BUT NOT FOR 1934.

You're right, when you removed the cover that blanked off the opening for the oil cooler you saw two rectangular openings, one for coolant entry and one for exit after it had circulated thru the core and cooled the oil. After the water enters the side jacket plate from the lower radiator hose, it is no longer free to pass unrestricted to the rearward cylinders, if so the cooler would be nonfunctional. Instead within the side jacket plate there is a small baffle that directs the water specifically into the oil cooler; after it exits the cooler it is free to resume it's path to the rearward cylinders. Unless whoever eliminated the cooler and blanked off the openings in the side plate then removed or bent out the the way the small baffle within the internals of the water jacket side plate that directs this diversion of flow, the coolant is no longer free to flow unrestricted to the rear cylinders. Yes, some will get there by being forced past the little baffle.

So you have some choices to undo what was previously done if in fact it was done incorrectly (something we don't know yet):
1. Find and reinstall the oil cooler. Lots of challenges with this choice.
2. Leave the cooler off and remove or flatten the internal baffle that is now trying to force the coolant into the cooler that is not there.
3. Install a water jacket plate from and earlier or later engine.

And just to add, to my knowledge we can't be sure this is the reason for your overheating, but it is a not uncommon problem on modified 1934 models and should be checked out. The reason for your overheating may still lie elsewhere.

Posted on: 8/11 16:57
 Top  Print 
 


Re: 1934 eight radiator
#8
Quite a regular
Quite a regular

Bill Hawley
See User information
Owen, I think you have done a great job of explaining and I really appreciate your patience. Sometimes though, it is hard to understand what is meant until I actually see it. So with the flat plate that is in the oil cooler position removed, I can see a limited portion of the channel inside the side jacket plate. I see to deflector or baffle anywhere near the two rectangular holes. There is a sort of 'nub' that may have held one but there appears to be no restriction at that spot. With my limited view I see no openings between the channel and the cylinder bank except at the front and I think at the rear. I can see those with much difficulty by inserting a boroscope down the channel.

Posted on: 8/15 13:35
 Top  Print 
 


Re: 1934 eight radiator
#9
Home away from home
Home away from home

Highlander160
See User information
Don't know if you resolved this yet but I'll play too. A rusted coolant baffle will disturb the circulation as engineered. The radiator flow rate is supposed to be like 50 gal per minute. So if you dump 5 gallons of water in and it flows out in 6 or 8 seconds? Radiator OK. Let's assume you have flow at all and set any water pump discussion aside.
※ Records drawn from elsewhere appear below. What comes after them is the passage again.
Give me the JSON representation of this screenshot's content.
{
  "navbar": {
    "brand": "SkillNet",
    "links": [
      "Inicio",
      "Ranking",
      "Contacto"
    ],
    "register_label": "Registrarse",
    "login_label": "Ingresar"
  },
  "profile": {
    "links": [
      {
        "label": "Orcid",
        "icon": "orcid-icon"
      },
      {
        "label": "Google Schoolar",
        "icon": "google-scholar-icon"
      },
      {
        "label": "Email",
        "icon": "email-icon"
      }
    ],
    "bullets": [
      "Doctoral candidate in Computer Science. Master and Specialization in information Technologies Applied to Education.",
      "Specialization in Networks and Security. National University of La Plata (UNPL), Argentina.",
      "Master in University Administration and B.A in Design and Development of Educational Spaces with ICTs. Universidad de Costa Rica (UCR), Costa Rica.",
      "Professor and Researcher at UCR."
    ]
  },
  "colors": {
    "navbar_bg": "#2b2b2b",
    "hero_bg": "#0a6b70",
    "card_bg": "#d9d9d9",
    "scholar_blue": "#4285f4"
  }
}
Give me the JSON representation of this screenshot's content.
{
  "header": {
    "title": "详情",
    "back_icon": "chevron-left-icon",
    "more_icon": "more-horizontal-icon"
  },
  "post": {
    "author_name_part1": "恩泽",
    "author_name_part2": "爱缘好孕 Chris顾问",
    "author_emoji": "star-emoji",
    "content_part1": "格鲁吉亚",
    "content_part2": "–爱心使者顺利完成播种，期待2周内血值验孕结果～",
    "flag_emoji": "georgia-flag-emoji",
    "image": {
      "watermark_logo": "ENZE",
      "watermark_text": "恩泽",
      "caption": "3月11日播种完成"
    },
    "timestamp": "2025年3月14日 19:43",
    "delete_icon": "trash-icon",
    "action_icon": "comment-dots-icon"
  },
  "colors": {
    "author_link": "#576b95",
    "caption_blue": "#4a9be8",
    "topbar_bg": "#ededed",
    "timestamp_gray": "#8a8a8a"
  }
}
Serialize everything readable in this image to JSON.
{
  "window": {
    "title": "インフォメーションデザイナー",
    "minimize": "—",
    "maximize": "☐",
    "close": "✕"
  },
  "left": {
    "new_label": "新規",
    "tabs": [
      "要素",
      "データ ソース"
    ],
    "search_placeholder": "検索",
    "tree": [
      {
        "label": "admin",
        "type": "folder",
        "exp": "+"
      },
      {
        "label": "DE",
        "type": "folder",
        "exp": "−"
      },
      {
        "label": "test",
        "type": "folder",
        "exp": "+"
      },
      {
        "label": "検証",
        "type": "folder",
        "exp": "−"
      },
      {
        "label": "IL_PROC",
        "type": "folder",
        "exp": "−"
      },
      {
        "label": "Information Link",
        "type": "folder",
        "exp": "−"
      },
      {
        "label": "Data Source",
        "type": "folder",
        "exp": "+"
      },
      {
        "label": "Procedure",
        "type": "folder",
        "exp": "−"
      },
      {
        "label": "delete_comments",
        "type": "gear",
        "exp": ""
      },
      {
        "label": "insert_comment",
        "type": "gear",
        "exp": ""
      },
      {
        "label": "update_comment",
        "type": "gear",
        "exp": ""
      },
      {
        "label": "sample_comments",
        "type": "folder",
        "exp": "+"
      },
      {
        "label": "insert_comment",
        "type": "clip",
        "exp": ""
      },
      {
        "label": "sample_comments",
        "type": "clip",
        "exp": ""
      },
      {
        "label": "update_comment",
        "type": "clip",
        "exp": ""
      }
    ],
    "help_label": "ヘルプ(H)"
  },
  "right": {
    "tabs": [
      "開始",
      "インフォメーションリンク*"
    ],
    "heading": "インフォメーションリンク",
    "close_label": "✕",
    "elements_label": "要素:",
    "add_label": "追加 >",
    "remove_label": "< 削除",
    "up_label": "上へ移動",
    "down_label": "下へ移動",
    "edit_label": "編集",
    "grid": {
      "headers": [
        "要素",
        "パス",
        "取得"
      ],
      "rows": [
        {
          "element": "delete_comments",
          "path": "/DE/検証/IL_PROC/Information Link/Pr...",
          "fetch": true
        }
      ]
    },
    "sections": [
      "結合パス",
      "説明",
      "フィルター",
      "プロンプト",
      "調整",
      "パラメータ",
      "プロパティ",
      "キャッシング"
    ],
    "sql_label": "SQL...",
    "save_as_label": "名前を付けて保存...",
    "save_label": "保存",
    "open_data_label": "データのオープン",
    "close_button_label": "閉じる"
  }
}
So far we're at check for a rotted baffle plate and I'll assume you can put a finger thru that rectangle hole and see it in the other one? Let's hope so.

Now let's get to an often overlooked issue. Hows the ignition timing? Late ignition has been "salesman of the month" for radiator/cooling systems lots of times. If the timing in off 3 or 4 degrees its gonna run hot. Might idle ok, a little warm, but load it and it's ready to make coffee (!). Worth a look. I had an old pattern for the 34 baffle and used to whip up a new one out of thin stainless. I think there's 5 holes in it, and the idea is to even out the coolant flow on those long motors. To put us all at ease (although it's been a while) I think there was a separate baffle in the "pack" for the oil cooler. To explain, cooler, gasket, small baffle, gasket. I'll check my parts book and admittedly I'm peeking thru memory cobwebs. That's all for now...

Posted on: 8/30 12:57
 Top  Print 
 








Search
Recent Photos
1937 120C Progress (11/23/2022)
1937 120C Progress
1937 120C Progress (11/23/2022)
1937 120C Progress
side view.jpg (10/23/2022)
side view.jpg
Photo of the Day
1935 Packard convertible sedan, left side view, top raised
Recent Registry
Website Comments or Questions?? Click Here Copyright 2006-2021, PackardInfo.com All Rights Reserved